## TASK DETAILS
Each line of the data below holding the word "text" must be copied.

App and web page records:

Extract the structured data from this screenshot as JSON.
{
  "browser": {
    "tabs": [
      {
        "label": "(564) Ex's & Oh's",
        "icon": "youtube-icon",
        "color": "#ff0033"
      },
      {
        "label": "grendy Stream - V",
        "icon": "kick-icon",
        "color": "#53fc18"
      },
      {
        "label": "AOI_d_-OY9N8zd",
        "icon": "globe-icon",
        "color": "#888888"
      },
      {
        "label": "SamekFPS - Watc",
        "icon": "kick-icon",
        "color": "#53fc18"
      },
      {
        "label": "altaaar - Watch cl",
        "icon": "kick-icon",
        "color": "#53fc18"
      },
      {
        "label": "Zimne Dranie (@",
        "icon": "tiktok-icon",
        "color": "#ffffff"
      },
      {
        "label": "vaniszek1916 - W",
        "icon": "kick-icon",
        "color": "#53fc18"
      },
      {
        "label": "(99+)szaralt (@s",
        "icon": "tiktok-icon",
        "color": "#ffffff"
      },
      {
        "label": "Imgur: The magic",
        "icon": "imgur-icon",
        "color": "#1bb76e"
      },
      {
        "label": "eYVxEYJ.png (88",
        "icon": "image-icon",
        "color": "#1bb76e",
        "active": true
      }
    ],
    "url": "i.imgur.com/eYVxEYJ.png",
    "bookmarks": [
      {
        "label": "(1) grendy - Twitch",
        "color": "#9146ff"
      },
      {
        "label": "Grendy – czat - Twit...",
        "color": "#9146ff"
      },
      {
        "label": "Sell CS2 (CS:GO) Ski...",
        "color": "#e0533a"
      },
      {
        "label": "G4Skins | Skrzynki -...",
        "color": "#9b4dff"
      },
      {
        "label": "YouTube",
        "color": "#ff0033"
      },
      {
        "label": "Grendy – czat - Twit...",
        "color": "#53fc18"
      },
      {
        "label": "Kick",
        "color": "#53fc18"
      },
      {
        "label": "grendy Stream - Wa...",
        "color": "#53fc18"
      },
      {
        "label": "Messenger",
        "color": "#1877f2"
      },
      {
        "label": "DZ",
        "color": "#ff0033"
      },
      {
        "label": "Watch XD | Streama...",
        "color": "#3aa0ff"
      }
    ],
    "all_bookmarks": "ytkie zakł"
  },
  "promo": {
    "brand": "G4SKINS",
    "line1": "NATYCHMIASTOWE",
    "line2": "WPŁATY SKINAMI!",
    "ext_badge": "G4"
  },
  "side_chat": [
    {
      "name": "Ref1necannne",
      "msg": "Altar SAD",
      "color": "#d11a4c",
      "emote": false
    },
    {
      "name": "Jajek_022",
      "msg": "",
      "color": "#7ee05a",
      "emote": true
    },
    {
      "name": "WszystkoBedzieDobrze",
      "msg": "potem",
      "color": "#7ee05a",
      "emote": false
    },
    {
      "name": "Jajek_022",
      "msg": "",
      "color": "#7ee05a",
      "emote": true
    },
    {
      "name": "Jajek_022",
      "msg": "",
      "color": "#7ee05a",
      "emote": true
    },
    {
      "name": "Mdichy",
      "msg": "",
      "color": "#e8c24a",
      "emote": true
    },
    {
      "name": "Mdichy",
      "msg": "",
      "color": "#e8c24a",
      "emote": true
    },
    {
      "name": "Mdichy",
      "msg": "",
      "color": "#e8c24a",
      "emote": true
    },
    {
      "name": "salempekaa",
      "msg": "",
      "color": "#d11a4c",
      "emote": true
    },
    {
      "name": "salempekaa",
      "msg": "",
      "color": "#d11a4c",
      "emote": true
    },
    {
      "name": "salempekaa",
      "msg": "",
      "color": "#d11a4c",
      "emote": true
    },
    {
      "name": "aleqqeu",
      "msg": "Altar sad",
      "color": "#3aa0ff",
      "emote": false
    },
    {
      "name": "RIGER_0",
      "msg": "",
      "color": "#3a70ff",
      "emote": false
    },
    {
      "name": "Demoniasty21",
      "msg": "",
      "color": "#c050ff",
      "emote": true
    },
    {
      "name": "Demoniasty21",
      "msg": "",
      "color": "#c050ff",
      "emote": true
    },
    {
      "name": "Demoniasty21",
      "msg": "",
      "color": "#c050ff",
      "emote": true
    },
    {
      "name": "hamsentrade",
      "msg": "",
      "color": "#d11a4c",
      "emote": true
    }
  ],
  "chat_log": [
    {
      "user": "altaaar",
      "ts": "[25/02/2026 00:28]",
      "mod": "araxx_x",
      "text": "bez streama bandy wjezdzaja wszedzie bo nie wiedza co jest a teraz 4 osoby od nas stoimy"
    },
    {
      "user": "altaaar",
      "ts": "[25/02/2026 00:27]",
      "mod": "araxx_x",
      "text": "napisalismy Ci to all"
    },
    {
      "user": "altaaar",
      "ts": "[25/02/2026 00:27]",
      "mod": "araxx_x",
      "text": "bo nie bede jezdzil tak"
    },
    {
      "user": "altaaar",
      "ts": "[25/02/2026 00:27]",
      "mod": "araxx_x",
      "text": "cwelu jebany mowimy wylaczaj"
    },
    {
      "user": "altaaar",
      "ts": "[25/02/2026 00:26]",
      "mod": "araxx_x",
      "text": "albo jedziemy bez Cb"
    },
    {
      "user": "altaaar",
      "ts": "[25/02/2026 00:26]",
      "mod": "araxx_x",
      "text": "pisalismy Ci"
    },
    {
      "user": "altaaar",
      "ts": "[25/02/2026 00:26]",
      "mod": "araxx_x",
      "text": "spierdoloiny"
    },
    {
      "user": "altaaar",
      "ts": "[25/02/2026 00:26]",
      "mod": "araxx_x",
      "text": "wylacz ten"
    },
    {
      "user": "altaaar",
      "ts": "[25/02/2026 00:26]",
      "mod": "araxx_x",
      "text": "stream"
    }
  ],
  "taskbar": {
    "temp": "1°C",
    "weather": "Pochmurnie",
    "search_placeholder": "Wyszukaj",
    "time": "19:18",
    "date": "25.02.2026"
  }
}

## TASK SOLUTION
      "text": "bez streama bandy wjezdzaja wszedzie bo nie wiedza co jest a teraz 4 osoby od nas stoimy"
      "text": "napisalismy Ci to all"
      "text": "bo nie bede jezdzil tak"
      "text": "cwelu jebany mowimy wylaczaj"
      "text": "albo jedziemy bez Cb"
      "text": "pisalismy Ci"
      "text": "spierdoloiny"
      "text": "wylacz ten"
      "text": "stream"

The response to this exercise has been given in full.